• A typical beginning HR job at the UN requires a Bachelors degree and “progressively responsible experience” – they want anyone who’s interested, can express that interest, and can prove that they will convert that interest into something relevant and meaningful.
• If you want research jobs, be prepared to deal with a LOT of data.
Bede is currently working in the Asia Division of Human Rights Watch, as the Leonard H. Sandler Fellow, a fellowship for recent Columbia Law School graduates. At present, he is working on the issue of forced evictions and land acquisition in Indonesia, and counter-terrorism legislation in Australia. During his first summer at law school at Columbia, Bede completed a three month internship with the Human Rights Clinic at Fourah Bay College in Freetown, Sierra Leone. This Open Society Institute-supported project trains student members in human rights fundamentals and advocacy skills. During law school he also interned within the legal protection unit of the United Nations’ Refugee Agency (UNHCR) office in Tehran, Iran. Prior to law school, Bede worked for 15 months with UNHCR in Croatia as an associate field officer, conducting field surveys and investigations to monitor and evaluate repatriation and reconstruction programs.
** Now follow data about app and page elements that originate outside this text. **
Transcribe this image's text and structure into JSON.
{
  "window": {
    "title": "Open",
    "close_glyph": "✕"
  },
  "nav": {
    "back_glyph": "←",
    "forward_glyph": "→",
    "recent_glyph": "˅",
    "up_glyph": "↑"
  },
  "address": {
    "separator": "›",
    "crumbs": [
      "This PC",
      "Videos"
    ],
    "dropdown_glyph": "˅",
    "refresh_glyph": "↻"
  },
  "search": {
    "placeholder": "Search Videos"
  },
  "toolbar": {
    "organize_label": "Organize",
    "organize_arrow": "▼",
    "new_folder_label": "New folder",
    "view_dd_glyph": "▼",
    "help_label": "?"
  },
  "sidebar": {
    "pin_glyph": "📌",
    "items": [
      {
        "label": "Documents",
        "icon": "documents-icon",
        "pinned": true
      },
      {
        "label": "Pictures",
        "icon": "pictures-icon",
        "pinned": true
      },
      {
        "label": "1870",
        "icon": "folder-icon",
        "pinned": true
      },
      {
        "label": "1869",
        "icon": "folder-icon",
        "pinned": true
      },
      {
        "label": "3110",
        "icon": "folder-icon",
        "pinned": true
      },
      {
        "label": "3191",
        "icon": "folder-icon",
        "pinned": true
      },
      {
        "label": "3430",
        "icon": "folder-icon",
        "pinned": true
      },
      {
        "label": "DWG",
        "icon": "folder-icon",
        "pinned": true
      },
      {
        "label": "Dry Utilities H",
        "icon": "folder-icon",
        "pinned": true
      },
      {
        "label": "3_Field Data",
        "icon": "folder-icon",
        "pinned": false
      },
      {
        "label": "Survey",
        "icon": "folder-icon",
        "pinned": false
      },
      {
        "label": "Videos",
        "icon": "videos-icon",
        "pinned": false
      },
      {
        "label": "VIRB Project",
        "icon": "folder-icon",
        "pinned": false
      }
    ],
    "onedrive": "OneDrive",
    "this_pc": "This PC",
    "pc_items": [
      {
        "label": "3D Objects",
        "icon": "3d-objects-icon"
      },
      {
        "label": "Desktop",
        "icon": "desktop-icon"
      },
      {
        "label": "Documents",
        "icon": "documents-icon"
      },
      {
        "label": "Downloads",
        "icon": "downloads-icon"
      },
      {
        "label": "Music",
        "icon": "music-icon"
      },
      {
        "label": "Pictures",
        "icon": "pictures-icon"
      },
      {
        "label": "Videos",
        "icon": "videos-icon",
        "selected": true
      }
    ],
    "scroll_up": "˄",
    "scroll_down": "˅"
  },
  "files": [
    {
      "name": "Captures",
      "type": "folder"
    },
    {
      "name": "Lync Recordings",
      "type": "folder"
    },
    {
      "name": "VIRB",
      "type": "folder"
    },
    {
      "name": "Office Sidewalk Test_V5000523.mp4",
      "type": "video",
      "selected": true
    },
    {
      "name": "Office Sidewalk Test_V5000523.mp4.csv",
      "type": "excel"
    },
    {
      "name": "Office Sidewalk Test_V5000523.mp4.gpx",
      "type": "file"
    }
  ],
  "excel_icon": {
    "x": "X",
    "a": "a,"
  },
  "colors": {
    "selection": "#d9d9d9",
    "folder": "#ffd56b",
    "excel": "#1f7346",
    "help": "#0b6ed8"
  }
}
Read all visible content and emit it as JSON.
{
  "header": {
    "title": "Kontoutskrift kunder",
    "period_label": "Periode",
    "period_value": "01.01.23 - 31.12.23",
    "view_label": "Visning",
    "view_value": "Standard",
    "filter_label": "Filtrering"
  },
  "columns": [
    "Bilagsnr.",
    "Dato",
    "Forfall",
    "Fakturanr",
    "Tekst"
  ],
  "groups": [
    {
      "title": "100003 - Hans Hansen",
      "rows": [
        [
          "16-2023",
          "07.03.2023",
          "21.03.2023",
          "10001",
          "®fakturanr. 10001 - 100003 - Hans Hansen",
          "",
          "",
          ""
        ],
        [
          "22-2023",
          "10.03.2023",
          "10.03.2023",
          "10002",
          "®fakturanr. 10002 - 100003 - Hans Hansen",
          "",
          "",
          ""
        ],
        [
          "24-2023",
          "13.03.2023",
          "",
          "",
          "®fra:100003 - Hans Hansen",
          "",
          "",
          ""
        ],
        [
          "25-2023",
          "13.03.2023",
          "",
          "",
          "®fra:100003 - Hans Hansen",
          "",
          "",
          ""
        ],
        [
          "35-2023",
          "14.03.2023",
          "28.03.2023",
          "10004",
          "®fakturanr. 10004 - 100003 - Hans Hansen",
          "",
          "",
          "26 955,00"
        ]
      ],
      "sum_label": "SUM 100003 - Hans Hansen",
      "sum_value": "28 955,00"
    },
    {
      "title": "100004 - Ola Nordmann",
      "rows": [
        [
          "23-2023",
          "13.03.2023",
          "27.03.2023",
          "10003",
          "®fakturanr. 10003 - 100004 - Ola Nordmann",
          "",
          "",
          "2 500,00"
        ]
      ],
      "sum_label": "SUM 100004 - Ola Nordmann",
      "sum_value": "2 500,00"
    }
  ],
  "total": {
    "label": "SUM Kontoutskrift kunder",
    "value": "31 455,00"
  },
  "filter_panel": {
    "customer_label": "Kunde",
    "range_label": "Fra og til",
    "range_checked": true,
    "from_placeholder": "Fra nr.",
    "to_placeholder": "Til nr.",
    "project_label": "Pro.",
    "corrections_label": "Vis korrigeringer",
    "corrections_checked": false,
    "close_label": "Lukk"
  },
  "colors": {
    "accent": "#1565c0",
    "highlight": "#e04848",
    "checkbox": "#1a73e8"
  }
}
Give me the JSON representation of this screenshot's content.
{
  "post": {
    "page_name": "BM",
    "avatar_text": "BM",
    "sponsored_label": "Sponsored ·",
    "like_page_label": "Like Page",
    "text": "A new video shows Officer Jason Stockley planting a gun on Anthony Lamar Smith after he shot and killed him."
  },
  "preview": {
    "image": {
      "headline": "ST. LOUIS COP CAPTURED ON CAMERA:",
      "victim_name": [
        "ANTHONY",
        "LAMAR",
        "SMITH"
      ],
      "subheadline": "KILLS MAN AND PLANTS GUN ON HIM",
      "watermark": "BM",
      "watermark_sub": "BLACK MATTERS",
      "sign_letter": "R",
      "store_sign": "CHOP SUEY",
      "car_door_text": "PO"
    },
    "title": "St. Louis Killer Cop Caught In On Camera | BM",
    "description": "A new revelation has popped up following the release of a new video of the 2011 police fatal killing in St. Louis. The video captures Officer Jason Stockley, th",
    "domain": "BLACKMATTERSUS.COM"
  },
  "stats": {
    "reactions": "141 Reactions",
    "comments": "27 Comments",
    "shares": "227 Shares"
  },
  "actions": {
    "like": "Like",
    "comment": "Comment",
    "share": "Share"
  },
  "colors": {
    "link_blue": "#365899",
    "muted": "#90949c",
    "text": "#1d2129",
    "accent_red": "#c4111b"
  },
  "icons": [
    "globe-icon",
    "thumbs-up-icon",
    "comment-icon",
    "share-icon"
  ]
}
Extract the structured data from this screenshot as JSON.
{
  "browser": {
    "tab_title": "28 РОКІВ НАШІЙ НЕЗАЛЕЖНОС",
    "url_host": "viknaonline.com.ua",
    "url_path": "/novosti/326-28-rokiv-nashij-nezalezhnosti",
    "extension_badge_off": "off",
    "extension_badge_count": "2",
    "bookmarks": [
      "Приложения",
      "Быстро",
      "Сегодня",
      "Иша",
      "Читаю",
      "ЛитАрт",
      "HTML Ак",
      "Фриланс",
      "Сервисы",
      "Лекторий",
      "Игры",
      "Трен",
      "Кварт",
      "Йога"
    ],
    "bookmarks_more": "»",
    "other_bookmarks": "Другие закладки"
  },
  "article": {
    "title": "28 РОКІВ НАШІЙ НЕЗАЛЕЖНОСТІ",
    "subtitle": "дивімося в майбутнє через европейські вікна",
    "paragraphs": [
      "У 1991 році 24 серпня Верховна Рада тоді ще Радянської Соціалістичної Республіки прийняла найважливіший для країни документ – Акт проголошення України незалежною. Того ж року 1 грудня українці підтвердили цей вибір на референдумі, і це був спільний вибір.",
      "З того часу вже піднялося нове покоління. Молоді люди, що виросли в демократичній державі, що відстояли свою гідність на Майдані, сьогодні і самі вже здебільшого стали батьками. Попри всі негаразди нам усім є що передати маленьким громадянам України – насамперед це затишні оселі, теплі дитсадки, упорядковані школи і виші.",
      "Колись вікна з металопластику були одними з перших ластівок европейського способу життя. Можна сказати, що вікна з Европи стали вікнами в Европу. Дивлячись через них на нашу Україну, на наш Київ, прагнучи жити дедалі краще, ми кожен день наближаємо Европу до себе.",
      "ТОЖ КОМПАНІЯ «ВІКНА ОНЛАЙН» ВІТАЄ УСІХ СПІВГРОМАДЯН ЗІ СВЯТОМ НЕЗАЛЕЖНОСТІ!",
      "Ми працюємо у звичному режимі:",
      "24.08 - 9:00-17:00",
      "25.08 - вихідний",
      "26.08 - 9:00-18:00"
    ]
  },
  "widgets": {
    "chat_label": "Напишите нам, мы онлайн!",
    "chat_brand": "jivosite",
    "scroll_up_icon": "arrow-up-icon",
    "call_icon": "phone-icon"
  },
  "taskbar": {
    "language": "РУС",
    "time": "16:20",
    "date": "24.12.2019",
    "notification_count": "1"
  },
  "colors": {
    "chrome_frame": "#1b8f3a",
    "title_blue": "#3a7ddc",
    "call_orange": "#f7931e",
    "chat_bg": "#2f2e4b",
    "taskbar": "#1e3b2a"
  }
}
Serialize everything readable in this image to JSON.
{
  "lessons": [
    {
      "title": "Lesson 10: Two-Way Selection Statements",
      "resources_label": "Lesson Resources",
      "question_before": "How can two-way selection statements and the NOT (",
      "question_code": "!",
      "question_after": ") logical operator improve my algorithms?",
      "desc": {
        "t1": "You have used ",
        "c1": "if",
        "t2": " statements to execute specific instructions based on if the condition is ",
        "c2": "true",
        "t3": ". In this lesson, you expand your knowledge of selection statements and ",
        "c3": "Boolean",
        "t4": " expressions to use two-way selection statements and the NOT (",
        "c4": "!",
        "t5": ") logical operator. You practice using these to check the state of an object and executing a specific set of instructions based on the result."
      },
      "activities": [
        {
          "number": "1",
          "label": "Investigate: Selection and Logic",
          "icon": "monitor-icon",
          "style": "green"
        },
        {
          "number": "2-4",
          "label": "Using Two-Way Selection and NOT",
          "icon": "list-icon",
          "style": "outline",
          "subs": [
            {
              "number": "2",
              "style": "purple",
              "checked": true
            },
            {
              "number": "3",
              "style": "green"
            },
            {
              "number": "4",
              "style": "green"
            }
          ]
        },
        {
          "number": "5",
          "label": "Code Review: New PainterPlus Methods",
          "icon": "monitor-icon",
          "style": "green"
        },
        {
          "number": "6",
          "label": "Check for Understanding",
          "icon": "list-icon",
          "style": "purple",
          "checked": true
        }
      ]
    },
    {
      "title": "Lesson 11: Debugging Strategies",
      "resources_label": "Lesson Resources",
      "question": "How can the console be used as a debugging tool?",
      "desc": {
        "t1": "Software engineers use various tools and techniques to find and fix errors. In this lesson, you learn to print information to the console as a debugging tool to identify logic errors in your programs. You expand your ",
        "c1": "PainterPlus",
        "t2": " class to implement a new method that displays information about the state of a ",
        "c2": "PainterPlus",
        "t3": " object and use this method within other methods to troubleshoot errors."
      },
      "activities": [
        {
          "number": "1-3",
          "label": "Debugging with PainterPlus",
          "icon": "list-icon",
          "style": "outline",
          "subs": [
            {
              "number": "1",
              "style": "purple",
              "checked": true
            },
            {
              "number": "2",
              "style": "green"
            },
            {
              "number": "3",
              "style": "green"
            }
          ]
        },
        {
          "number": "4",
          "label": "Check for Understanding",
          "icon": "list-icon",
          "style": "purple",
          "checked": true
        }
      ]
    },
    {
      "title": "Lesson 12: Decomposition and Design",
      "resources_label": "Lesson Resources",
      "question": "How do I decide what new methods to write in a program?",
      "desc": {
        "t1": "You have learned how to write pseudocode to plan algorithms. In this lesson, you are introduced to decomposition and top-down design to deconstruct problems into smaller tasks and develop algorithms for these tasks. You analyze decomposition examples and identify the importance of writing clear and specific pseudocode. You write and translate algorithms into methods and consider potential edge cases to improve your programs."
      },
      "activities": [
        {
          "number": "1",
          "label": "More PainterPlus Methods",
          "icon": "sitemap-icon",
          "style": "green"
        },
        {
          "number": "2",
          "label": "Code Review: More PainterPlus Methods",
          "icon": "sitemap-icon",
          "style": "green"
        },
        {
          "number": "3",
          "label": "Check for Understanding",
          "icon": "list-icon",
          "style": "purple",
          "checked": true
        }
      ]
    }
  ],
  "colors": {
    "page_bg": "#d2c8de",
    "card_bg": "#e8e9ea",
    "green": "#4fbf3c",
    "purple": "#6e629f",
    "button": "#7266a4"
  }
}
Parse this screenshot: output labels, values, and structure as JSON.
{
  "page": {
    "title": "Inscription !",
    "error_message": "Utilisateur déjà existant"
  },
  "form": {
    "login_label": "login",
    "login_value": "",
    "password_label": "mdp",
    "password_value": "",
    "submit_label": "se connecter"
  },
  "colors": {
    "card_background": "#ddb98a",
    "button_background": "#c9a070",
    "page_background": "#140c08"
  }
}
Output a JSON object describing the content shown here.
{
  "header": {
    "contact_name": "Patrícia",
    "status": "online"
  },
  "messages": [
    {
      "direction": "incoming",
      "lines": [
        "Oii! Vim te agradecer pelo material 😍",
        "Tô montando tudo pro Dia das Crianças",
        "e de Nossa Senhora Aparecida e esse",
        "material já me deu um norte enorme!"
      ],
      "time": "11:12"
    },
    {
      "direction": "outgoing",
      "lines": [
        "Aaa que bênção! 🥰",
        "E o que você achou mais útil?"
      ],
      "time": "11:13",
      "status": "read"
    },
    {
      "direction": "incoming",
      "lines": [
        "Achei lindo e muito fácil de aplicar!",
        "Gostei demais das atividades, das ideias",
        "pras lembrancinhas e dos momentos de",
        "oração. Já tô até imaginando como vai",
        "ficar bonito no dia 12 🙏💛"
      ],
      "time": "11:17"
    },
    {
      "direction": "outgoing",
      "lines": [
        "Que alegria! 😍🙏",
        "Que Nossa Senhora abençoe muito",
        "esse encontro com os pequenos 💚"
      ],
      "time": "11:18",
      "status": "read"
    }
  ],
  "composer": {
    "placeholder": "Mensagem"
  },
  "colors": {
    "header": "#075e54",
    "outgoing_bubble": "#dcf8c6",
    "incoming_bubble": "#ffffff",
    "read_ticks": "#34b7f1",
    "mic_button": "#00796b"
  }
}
Bede has an undergraduate degree in Politics from Harvard, and a Masters degree from the Fletcher School of Law and Diplomacy at Tufts University, where he studied international migration and refugee studies, and development economics.
• Many HR jobs have short-term contracts, so be prepared to be on the move, dynamic, pro-active
• Research positions are key, when getting masters degrees → give you access to fellowships and unique experiences through the faculty you work closely with
Human Rights Watch (HRW)
International Rescue Committee